# Kinetic vs Static Friction Question

1. Oct 9, 2005

### ursubaloo

Everywhere I've read that static friction is usually greater than kinetic friction, but I haven't been able to find the exception to that.
So I have two questions:

Is there a real life example where the coefficient of static friction is less than the coefficient of kinetic friction between two materials, and how does it work?
Secondly, if that were to be true it leads to a semi-paradoxical situation. Imagine the following, there is an incline and a box rests on it. Let's assume the coefficient of kinetic friction is 0.6 and of static friction is 0.4. Let's say the incline is at a degree such that the parallel component of the force to the incline is greater than the maximum static friction but less than the kinetic friction. So if the box was initially moving it would slow down and stop, but once it stops the kinetic friction force becomes static, which is less than the force pulling it down... so what would happen?

2. Oct 9, 2005

3. Oct 9, 2005

### ursubaloo

Thanks for the link. It shows a little of how friction works, from what I understood from it...
So I guess there is no answer really?

4. Oct 12, 2005

### Andrew Mason

If the net force on the box in a direction parallel to the surface is less than the kinetic friction force, the box would not be able to move. So we would view it as a static friction force. In that sense, kinetic friction cannot, by definition, be greater than static friction.
Your question really is whether there are substances whose coefficients of static friction and kinetic friction are the same. I think there are. Think of a sticky surface where molecular bonds have to continually break in order for the box to begin to move and to keep moving.
AM

5. Oct 12, 2005

### ursubaloo

I can imagine a substance with equal coefficients of static and kinetic friction, although I don't know of any real one, but I can't see how kinetic can be more than static. That was why I brought up that paradox to point out the fact that it logically does not make sense that kinetic friction can be greater than static friction, but is that a law of physics? And if it's not, how come?

6. Oct 13, 2005

### Andrew Mason

It is really a principle of logic that says kinetic friction cannot exceed static friction.

Laws of physics are fundamental principles that are common to all physical systems. Friction is a composite macroscopic phenomenon lacking that fundamental quality.

AM

7. Oct 13, 2005

### Pyrrhus

Well friction is a complex phenomenon. You know the law of friction in dry surfaces (or very lightly lubricated) was introduced by Coulomb (a very simplified explanation). The static friction and kinetic friction coefficients are usually found to approximated values on engineering handbooks. Also, it's good to notice that Coulolmb's law doesn't care for the contact surface, which indeed can affect on the movement of a body in some cases.

8. Oct 9, 2008

### jays0n

perhaps they say "usually" to account for when surfaces aren't uniform. for example, you push a block from an icy surface into a rubber surface then it would be easier to get it going then to keep it going

9. Oct 9, 2008

### atyy

Last edited by a moderator: Apr 23, 2017
10. Oct 9, 2008

### rcgldr

Is equal close enough?

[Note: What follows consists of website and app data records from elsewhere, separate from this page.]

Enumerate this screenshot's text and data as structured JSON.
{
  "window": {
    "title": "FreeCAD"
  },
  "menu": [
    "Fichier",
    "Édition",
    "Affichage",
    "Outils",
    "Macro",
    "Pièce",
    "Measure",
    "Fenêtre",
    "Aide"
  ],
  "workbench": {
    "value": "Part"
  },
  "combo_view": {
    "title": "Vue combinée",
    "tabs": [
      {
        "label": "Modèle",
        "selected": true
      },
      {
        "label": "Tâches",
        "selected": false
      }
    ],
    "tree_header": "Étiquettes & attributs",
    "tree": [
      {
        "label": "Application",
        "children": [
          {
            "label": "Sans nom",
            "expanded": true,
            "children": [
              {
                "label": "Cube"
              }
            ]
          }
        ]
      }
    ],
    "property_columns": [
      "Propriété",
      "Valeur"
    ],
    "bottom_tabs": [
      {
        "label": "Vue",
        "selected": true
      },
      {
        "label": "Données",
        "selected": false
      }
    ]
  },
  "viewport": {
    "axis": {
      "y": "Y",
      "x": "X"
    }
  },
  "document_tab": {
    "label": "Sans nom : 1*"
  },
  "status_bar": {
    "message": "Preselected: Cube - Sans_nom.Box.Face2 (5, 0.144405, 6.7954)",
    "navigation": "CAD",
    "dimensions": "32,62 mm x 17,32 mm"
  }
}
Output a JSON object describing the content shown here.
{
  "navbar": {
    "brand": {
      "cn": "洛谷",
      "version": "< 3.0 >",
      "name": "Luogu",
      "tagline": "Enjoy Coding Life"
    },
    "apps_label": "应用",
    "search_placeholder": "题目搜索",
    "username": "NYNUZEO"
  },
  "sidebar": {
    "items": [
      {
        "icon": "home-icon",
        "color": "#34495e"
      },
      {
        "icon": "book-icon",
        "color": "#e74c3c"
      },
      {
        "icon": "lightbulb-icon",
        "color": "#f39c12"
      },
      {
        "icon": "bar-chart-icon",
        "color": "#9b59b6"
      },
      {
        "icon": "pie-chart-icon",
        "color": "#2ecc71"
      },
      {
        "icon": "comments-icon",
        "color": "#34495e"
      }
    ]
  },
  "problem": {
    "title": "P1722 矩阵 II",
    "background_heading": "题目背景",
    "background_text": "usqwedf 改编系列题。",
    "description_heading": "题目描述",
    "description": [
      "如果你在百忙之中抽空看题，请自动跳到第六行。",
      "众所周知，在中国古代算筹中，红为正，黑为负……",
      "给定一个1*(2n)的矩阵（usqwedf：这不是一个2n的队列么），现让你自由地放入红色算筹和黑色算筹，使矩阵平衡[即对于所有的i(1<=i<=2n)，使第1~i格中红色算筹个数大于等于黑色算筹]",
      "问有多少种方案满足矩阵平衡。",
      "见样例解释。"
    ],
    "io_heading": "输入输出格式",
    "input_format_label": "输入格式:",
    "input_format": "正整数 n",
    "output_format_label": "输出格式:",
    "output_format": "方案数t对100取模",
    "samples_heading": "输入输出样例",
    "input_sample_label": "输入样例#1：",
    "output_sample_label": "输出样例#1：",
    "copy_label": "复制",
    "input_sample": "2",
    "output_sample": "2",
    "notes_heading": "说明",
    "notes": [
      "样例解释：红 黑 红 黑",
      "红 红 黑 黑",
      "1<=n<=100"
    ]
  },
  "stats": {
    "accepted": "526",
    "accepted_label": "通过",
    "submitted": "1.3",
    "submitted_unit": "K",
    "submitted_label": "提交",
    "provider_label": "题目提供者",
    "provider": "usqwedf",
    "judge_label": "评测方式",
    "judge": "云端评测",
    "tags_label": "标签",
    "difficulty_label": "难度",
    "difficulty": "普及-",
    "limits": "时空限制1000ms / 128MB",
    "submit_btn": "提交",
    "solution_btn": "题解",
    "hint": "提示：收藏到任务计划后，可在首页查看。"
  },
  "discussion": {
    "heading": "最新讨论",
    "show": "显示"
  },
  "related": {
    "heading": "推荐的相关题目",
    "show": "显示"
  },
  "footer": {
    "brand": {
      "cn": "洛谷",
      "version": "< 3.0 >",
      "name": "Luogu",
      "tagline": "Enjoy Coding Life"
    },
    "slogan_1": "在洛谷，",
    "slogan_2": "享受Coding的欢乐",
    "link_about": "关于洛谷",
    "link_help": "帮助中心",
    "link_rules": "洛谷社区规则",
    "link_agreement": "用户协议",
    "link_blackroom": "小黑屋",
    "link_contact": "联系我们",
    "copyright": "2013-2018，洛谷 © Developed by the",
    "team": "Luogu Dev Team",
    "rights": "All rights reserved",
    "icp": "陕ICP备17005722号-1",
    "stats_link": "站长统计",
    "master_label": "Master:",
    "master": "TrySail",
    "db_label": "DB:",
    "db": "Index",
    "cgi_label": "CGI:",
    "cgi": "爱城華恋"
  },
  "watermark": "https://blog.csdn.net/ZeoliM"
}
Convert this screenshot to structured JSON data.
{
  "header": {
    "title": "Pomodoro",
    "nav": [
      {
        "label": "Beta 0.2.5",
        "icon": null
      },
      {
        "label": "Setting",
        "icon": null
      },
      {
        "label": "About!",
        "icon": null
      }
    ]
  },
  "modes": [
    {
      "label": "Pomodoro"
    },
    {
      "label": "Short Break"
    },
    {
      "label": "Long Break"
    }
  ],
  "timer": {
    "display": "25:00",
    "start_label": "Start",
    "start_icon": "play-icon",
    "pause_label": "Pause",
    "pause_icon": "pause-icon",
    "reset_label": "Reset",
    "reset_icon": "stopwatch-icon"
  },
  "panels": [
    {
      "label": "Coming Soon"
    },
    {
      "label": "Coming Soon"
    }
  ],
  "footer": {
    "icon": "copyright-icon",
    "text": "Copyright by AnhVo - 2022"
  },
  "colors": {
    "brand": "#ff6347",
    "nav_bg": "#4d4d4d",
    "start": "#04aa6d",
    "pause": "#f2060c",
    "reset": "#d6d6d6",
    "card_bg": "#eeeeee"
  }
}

Teflon on teflon, coefficient of static and kinetic friction is about .04.

"For a given pair of surfaces, the coefficient of static friction is usually larger than that of kinetic friction; in some sets the two coefficients are equal, such as teflon-on-teflon."

http://en.wikipedia.org/wiki/Coefficient_of_friction

By combining special surfaces with liquid lubricants on "slideways", you can end up with more kinetic than static "friction", but what this really means is that kinetic friction increases with speed, and is at it's minimum when there's no motion on the slideway. As I understand it, fluid is force injected into the slideway, so there's always a thin film present. The fluid creates a drag that increases with speed, so the result is a very controllable motion.

Last edited: Oct 9, 2008
11. Oct 13, 2008

### schroder

A purely mathematical explanation of why static friction is greater than kinetic friction would be extremely complicated. On the other hand, this is a question involving physics, and it should not be left up to “common sense” to determine. There is, of course, the empirical approach, and both static and kinetic friction are measured and determined by experiment and under normal conditions, static friction always comes out higher. One explanation is that organic matter, in the form of dust, simply gathers around the stationary object, making it more difficult to get it moving. Sort of “a rolling stone gathers no moss” explanation. However, this should not be the case in a carefully controlled laboratory experiment. Another explanation is that elastic particles tend to deform and lock themselves together forming a kind of ratcheting effect which is most prevalent when there is no relative movement. All of this makes a great deal of sense, and coupled with the experimental data, should be sufficient for most applications, although it will never satisfy the mathematical physicists!